MBTA To Tune-Up T Access

Unnamed photo
Evan H. Jacobs

A new elevator for the Harvard Square T Station is a part of a $310 million settlement reached by the MBTA and Greater Boston Legal Services, which represented a group of plaintiffs seeking better access to public transportation.


The Massachusetts Bay Transportation Authority agreed to spend $310 million over the next five years improving public transportation access at sites including the Harvard Square T stop, according to a settlement announced Monday.

Changes to the local T stop include the addition of a new elevator and the replacement of the current elevator, Greater Boston Legal Services Senior Attorney Taramattie Doucette said.

The settlement, filed in 2002 by GBLS, represented 10 plaintiffs with various disabilities. The plaintiffs cited personal experiences as proof that there was an imminent need for improvement in public transportation.

Plaintiff Joan Golden of Medford, Mass., who uses a wheelchair, said she sustained a serious injury when a lift she was on came out from under her.
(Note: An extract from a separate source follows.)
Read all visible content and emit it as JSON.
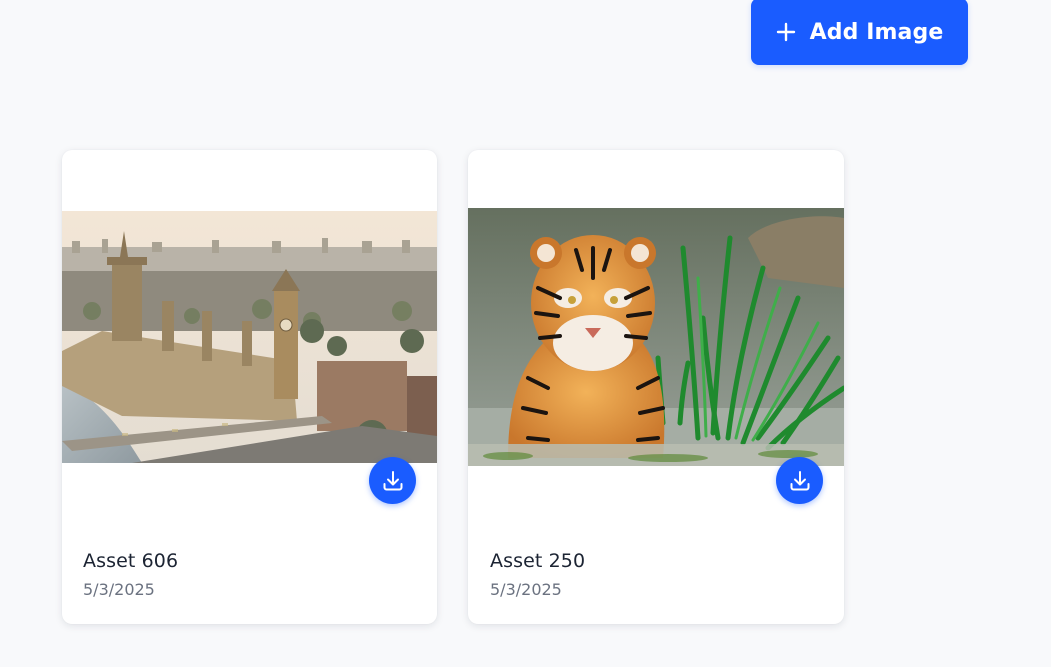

Despite the experience, “I never realized how serious and deplorable the situation was until I became a plaintiff and I learned more,” she said.

Under the agreement, the MBTA will also replace unreliable wheelchair lifts, train MBTA employees to aid the disabled with feedback from handicapped riders themselves, and create the position of assistant general manager for accessibility. The settlement also stipulates that the MBTA cover all or a portion of the plaintiffs’ legal fees, which remain undisclosed, The Boston Globe reported earlier this week.

According to Doucette, the plaintiffs will not be receiving any compensatory damages from the suit.

Doucette said she was happy with the outcome. “I am very pleased with the settlement because I believe that this agreement will accomplish the goals of our clients,” she said yesterday. “All they wanted and deserved was safe, reliable, and accessible public transportation services.”

Joseph A. Ford ’06, a Currier House resident with cerebral palsy, agreed that changes to the local T stop were necessary.

Ford described a particularly difficult T stop experience.

After a malfunctioning elevator in the Harvard Square T stop actually broke down, Ford said he was left stranded in the station while he waited for a repairman.

“I think it looks like a good settlement, but it’s too bad that they didn’t take these actions before they were sued,” Ford said.

MBTA Chief of Staff Rob DiAdamo said the MBTA was also satisfied. “We worked closely with the plaintiffs to develop a solution that we think will improve access for the plaintiffs in the disabled community, but we also believe that the improvements are going to benefit all our customers.”

He acknowledged that “if you could rewind, it would have been better to deal with these new things without dealing with protracted litigation.”

The addition of a new elevator to Harvard Square is crucial, said DiAdamo, because “the elevator that we have today probably isn’t sufficient to meet the demand.”

DiAdamo said that improvements to the Harvard Square T stop were a priority to the plaintiffs.

Getting the case together was a long and arduous task, according to Doucette.

Aside from reviewing 14 million maintenance records and 6,000 pages of MBTA documents, she and her firm hired “experts to do an undercover review of bus services” and “had the film crew document just randomly these people trying to board the green line and we were able to show how poor that service was,” Doucette said.

Golden said that her role as a plaintiff had been a positive one.

“If being part of this is going to make things better for everyone, I’m happy to have just been there,” Golden said.

—Staff writer Rebecca M. Anders at